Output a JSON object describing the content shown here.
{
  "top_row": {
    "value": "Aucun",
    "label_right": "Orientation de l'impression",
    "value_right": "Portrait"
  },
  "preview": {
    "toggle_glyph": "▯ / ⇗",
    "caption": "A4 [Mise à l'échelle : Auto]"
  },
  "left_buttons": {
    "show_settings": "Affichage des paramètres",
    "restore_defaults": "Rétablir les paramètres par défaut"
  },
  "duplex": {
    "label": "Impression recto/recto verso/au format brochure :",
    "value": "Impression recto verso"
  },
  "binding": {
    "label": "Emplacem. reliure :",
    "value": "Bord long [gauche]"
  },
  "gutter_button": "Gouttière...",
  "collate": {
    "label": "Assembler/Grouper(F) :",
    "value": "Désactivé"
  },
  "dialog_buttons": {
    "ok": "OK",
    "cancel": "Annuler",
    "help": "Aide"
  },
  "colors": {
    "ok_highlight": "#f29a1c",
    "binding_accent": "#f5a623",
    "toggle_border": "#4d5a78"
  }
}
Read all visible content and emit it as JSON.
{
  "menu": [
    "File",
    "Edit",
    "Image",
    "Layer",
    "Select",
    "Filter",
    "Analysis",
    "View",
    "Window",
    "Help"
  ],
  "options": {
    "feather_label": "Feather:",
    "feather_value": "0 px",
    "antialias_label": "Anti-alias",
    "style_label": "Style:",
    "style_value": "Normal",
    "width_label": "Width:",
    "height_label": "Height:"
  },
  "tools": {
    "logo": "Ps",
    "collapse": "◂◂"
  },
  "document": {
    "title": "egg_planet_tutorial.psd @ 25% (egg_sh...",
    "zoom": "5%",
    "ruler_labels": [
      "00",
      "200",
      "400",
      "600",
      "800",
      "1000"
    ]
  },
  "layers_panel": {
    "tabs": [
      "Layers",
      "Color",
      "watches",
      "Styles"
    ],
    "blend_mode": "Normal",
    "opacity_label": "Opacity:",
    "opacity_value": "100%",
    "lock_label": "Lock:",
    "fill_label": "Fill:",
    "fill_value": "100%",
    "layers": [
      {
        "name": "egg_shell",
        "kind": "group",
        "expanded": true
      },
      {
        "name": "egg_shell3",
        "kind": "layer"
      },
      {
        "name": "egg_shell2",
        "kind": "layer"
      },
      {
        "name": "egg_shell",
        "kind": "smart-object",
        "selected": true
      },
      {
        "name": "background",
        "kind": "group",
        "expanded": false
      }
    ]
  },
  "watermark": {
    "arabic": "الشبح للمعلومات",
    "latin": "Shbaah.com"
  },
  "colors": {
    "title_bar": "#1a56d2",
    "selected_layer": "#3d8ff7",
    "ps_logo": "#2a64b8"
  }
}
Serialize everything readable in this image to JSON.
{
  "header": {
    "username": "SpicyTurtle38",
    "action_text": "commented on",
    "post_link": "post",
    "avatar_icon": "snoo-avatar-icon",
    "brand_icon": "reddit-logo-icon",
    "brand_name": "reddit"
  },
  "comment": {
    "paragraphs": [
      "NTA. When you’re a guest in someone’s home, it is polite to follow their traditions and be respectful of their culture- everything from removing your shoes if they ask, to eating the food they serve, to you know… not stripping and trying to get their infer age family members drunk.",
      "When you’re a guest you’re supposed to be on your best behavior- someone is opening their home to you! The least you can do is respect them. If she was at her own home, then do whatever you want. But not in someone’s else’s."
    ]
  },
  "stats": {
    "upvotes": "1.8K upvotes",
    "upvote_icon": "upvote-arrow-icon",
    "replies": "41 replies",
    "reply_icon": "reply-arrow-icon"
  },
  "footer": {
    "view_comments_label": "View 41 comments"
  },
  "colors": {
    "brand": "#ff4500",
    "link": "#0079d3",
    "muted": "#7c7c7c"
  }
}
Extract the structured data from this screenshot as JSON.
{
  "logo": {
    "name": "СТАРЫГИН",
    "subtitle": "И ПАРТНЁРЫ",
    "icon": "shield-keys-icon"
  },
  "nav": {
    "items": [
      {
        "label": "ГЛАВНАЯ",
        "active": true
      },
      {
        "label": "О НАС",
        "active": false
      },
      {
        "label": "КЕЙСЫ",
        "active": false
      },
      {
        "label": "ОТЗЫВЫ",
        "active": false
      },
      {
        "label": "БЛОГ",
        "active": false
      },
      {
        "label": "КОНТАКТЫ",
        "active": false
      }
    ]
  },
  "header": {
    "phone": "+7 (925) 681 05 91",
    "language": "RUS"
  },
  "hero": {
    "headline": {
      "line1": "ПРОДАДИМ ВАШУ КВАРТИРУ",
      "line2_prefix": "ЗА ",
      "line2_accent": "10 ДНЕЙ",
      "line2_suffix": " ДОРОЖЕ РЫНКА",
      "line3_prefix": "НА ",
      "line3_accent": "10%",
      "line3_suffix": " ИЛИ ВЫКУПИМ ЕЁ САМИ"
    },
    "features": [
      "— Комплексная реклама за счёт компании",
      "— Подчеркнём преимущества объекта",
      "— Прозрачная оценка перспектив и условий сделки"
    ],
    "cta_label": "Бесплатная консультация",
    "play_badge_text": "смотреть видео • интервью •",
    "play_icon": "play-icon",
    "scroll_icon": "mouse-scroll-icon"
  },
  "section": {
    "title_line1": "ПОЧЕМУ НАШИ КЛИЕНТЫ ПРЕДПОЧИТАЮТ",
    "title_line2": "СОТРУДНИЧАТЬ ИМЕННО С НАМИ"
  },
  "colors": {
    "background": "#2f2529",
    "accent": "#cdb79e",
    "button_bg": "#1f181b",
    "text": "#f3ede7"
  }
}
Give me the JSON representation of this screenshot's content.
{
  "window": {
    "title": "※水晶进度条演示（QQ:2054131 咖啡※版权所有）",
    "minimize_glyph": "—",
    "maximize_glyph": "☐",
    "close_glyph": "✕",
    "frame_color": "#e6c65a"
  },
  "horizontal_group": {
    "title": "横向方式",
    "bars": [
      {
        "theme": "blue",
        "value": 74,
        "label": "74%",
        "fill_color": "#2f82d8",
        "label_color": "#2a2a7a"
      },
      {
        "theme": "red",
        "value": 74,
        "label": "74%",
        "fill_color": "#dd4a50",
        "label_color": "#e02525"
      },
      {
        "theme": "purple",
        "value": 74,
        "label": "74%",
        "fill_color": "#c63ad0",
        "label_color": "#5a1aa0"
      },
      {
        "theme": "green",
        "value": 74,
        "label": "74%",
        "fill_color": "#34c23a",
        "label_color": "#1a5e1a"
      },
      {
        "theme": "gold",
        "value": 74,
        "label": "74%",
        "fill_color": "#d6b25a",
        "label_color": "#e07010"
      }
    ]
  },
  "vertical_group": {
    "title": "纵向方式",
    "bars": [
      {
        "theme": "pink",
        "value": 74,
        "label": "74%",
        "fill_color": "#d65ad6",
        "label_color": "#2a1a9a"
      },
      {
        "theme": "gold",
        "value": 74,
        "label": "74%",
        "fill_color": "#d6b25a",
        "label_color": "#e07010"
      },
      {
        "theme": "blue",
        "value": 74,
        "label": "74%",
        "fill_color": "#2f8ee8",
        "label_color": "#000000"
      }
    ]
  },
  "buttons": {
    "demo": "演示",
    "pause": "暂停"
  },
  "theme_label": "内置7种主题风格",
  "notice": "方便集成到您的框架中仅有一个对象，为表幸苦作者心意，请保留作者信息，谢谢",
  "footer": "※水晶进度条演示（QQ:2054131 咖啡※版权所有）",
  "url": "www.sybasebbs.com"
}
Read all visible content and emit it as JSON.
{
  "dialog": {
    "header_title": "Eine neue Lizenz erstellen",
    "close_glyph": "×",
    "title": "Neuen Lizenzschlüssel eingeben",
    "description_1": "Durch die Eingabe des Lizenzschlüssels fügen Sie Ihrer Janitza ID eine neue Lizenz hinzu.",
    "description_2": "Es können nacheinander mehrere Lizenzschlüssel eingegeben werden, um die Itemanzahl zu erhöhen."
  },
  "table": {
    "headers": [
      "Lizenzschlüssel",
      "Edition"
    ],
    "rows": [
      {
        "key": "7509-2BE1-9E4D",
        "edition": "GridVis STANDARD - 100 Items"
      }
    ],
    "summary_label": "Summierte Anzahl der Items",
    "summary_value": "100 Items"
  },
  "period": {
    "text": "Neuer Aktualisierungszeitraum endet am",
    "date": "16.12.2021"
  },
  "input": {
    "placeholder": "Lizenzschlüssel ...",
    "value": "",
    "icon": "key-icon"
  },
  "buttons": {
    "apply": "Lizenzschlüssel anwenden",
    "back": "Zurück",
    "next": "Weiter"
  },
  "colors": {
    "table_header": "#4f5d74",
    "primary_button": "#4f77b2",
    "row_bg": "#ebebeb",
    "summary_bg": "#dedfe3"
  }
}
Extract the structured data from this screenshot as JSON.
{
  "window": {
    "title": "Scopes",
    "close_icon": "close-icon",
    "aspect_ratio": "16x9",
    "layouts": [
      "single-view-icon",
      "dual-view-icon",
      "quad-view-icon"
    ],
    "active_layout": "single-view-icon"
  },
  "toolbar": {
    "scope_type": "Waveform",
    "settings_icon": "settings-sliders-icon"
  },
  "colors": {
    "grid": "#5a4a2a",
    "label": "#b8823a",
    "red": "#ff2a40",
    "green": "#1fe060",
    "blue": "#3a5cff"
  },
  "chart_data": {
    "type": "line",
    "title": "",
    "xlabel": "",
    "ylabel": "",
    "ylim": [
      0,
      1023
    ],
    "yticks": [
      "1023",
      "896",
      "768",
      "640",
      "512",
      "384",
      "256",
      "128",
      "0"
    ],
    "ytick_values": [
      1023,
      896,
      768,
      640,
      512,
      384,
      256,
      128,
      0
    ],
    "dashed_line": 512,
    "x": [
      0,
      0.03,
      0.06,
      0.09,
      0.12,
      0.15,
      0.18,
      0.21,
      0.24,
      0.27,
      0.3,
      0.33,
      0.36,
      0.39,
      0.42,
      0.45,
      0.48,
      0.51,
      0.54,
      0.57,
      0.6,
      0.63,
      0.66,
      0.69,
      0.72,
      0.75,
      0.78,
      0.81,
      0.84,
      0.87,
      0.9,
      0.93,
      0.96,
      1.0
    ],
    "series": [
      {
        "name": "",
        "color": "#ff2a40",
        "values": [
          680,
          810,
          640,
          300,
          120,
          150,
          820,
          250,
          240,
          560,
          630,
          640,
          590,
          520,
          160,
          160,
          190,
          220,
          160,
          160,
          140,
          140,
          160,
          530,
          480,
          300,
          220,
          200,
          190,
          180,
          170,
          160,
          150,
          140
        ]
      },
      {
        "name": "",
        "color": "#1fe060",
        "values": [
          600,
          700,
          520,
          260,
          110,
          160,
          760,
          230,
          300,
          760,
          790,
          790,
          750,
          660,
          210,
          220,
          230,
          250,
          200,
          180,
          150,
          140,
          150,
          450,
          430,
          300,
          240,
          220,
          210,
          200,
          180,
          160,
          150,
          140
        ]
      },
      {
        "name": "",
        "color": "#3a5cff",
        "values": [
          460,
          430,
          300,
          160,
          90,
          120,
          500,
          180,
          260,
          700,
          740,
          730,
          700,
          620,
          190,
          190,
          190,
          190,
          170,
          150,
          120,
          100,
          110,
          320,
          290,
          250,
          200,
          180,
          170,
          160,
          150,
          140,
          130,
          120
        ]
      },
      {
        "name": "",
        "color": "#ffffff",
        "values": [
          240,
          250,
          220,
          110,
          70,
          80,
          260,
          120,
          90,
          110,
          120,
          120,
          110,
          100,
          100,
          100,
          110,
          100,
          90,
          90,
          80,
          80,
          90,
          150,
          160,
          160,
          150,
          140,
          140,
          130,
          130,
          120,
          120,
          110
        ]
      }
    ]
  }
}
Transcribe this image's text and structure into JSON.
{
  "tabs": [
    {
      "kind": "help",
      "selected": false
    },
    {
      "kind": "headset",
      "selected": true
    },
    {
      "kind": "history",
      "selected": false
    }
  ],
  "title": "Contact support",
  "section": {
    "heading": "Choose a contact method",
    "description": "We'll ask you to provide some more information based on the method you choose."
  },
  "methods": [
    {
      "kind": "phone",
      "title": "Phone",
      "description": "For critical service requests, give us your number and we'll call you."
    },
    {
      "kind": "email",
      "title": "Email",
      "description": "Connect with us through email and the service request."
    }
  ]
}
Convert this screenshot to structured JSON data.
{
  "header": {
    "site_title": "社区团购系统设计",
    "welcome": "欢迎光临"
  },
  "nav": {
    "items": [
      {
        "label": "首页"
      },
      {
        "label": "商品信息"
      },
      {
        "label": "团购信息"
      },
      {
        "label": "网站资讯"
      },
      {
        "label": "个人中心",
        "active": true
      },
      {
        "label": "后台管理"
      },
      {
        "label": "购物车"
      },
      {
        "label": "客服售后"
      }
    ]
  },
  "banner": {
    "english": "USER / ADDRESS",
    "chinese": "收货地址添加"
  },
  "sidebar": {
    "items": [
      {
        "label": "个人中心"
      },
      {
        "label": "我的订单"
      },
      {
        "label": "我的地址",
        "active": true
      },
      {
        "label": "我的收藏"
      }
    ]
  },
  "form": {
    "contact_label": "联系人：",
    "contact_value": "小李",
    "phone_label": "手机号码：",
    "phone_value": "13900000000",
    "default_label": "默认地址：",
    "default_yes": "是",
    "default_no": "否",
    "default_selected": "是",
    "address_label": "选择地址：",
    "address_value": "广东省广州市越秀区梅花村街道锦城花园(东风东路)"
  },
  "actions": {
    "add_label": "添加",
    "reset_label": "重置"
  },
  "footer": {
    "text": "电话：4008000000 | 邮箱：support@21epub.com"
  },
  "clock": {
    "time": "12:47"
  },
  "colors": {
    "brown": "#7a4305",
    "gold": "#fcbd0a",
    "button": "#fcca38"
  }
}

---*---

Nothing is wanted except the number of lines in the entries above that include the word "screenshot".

Task output:
4